On my third day in Baños I moved to Hostal La Posada del Arte. This lovely guest house has 15 rooms, nine of which are in La Posada “Classic,” the original hotel on the site. Six rooms are located in a relatively new addition, “The Blue House,” which is separated from the main lodge by a garden and patio. All rooms are decorated with original Ecuadorian art, and have private baths with hot water 24 hours per day. Their sala (common room) encourages guests to relax, read, listen to music, or watch TV. The gentle rush of the waterfall, which tumbles from the mountains just a half block away, filters through a skylight, providing a soothing background for reading or relaxing before a crackling fire. Posada del Arte also serves gourmet food in their on-site restaurant, and their amazing breakfasts are included in the price of the room. Prices for a single range from $29-32, double from $55-59, and triple from $77-83. The higher priced rooms within each category have extra amenities, such as jacuzzi, fireplace or private balcony. Highly recommended for those who prefer mid-range accommodations.
Thermal Hot Springs:

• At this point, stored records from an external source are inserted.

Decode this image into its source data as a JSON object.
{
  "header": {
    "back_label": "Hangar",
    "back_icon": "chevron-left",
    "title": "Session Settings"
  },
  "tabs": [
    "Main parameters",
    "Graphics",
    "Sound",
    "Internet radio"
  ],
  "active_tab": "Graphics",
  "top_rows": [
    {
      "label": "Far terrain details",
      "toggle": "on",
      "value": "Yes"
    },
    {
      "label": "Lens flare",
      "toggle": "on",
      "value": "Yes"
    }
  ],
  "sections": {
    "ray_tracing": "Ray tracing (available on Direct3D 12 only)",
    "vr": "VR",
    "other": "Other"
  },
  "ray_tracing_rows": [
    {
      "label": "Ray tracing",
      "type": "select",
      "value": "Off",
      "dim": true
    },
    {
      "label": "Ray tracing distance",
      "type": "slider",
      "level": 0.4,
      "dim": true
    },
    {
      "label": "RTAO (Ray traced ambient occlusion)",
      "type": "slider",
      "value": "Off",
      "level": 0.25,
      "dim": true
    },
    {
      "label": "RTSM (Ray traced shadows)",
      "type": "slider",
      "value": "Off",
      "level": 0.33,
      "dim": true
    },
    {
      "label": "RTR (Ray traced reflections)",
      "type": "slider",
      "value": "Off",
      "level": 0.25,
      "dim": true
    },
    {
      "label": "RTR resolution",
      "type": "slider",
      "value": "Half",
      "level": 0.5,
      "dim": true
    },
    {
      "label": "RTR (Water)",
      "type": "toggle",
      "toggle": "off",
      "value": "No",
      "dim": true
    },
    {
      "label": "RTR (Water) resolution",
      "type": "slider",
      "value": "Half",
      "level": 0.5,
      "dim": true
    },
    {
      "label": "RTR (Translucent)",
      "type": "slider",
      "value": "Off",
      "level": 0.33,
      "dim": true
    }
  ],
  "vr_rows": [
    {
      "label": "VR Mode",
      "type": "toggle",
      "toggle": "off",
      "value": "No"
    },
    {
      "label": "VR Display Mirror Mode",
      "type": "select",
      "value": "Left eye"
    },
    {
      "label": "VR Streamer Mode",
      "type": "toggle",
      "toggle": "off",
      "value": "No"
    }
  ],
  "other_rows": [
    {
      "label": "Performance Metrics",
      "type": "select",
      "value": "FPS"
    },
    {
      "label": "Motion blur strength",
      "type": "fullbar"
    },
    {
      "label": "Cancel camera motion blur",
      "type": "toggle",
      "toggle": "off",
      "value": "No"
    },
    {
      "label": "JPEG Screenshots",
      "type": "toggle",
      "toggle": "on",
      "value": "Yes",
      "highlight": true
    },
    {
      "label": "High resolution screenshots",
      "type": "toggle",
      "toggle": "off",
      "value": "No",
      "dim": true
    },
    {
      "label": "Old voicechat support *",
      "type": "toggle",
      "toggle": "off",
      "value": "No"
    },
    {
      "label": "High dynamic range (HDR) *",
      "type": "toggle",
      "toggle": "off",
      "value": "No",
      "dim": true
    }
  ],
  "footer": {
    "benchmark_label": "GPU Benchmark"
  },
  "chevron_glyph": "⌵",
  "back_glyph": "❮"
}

There are three municipal pools that use hot water from the volcano within the town limits and one outside of town, however I only visited Termas de la Virgen. It is located at the foot of the Caballera de la Virgen waterfall (the only waterfall in the center of town), at the junction of Juan Montalvo y Martínez Streets. Facilities include three hot water pools, one regular pool, a cold plunge spa, hot and cold showers, and changing rooms. Towels can be rented for $.80 however the service does not begin until 8 a.m. The facility is open every day of the week from 4 a.m. to 5 p.m., closes for one hour and then opens again from 6 to 10 p.m. The hottest pool is open only during evening hours. Daily admission (daytime hours) is $1,50; evening admission is $2.50.
Baños de Agua Santa is bursting with day spas, yoga studios, and massage therapists. I asked for a recommendation of a therapist who could do deep tissue massage and was referred to Geoffrey and Edith Holmes, owners of Stay In Touch Therapeutic Massage, which is located just across the street from Hostal Posada del Arte. I had a one-hour deep tissue sports massage ($30) and, on a separate occasion, a facial combined with a head, neck and shoulders massage ($32). They also offer Neo-richean, Swedish, Esalen, Accupressure, Reflexology, Shiatsu, and spinal adjustments, as well as herbal facials and other natural treatments that utilize locally sourced herbs and ingredients, all hand-prepared by Edith. The services were outstanding and the owners are currently expanding to add private and shared accommodations, as well as a Yoga studio.